Why children starve to death in a world of plenty
November 15, 2002 | Page 2
GOVERNMENTS IN the world's richest countries are letting millions of people starve to death, according to a report by the United Nations (UN) Commission on Human Rights.
Every year, the report says, lack of food claims nearly 36 million lives. "Every seven seconds, a child under 10 years of age dies from the direct or indirect effects of hunger," Jean Siegler, special rapporteur of the commission told InterPress Service.
The real problem, according to the UN, isn't a lack of food or resources. It's a lack of promised action by governments of the advanced world.
Some 815 million people go hungry around the world today, according to the UN Food and Agriculture Organization. In many countries, particularly in Southern Africa, the situation is deteriorating, not improving.

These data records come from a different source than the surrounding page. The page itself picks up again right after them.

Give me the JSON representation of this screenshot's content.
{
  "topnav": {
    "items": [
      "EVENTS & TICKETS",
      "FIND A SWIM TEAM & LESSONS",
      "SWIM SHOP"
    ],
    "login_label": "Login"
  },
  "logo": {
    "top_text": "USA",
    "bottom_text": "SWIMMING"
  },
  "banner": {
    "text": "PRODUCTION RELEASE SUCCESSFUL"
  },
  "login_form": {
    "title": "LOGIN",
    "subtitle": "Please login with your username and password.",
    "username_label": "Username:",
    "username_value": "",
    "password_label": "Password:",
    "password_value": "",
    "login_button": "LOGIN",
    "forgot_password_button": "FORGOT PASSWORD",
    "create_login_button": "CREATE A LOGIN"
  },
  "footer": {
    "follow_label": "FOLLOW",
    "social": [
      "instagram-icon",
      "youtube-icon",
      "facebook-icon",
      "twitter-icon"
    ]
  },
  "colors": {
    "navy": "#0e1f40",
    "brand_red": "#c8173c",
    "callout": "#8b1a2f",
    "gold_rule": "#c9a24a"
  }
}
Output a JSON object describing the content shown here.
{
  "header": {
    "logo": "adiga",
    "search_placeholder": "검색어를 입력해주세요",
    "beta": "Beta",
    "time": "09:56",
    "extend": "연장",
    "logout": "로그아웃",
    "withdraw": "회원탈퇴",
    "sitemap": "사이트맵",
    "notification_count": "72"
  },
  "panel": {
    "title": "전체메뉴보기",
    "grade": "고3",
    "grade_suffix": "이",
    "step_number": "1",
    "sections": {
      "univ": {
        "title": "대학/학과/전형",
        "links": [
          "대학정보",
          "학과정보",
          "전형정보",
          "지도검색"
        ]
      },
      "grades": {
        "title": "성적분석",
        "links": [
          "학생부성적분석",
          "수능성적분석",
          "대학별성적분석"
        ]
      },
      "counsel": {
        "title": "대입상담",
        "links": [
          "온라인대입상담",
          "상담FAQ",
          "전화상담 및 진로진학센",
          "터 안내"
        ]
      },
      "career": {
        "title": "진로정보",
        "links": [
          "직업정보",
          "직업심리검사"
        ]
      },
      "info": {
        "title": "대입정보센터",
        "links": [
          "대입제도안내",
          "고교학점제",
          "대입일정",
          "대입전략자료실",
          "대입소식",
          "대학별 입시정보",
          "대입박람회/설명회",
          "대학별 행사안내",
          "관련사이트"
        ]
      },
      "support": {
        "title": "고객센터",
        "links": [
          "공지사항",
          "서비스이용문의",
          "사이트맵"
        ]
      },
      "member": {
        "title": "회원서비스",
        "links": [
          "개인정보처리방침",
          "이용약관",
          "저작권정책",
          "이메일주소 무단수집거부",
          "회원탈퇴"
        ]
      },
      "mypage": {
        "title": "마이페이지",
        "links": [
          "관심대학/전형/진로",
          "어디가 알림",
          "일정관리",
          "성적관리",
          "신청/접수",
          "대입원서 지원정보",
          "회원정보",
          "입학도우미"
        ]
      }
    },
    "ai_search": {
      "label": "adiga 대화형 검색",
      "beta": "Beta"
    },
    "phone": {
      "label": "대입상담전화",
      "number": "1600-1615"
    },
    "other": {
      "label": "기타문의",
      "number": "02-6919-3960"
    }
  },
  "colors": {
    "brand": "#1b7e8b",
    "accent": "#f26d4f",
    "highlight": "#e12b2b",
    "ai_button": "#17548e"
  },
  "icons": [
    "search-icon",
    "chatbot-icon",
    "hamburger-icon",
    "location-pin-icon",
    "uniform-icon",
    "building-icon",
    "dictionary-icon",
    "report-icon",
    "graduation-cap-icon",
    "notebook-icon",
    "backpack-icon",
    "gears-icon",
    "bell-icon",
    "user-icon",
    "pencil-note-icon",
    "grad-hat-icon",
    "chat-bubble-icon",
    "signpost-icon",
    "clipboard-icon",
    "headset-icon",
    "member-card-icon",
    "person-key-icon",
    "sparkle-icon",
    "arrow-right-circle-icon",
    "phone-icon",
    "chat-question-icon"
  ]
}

Yet while the World Food Program appealed for $611 million in food and non-food support for southern Africa in mid-July, Western countries have promised only about one-third of that amount.
Siegler pointed to "profound contradictions" in the actions of some states that claim free trade in agriculture is the way to reduce hunger--at the same time as they protect their own economies with huge agricultural subsidies.
Earlier this year, for example, the U.S. announced a package that would increase agricultural subsidies by $180 billion over the next 10 years. "It is clear that these actions contribute to the profound inequities within the current international trading system, with severe impacts on the realization of the right to food, particularly in developing countries," Siegler said.